Suicide Prevention Efforts Recognizing Survivors

The New York Times (4/14, Carey, Subscription Publication) reports that last week, the American Association of Suicidology decided “to recognize a vast but historically invisible portion of its membership: people” who attempt suicide but survive. The piece notes that “plans for speakers bureaus of survivors willing to tell their stories are well underway, as is research to measure the effect of such testimony on audiences.” The Times explains that “for decades, mental health organizations have featured speakers with schizophrenia, bipolar disorder and depression,” although “until now, suicide has been virtually taboo, because of not only shame and stigma, but also fears that talking about the act could give others ideas about how to do it.”

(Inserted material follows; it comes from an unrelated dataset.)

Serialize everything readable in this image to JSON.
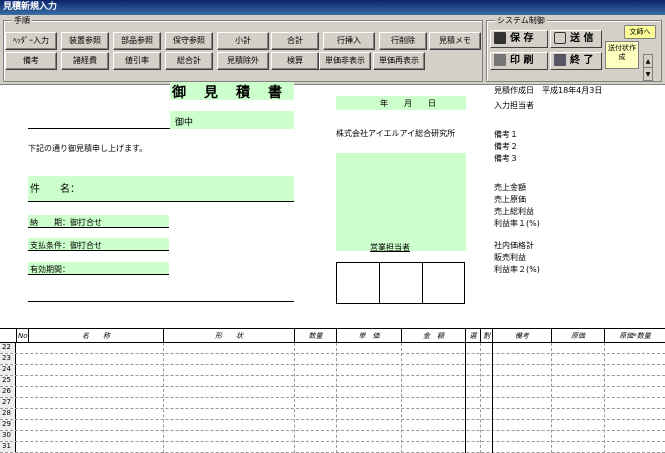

Related Links:

— “Suicide Prevention Sheds a Longstanding Taboo: Talking About Attempts,”Benedict Carey, The New York Times, April 13, 2014.

Posted in In The News.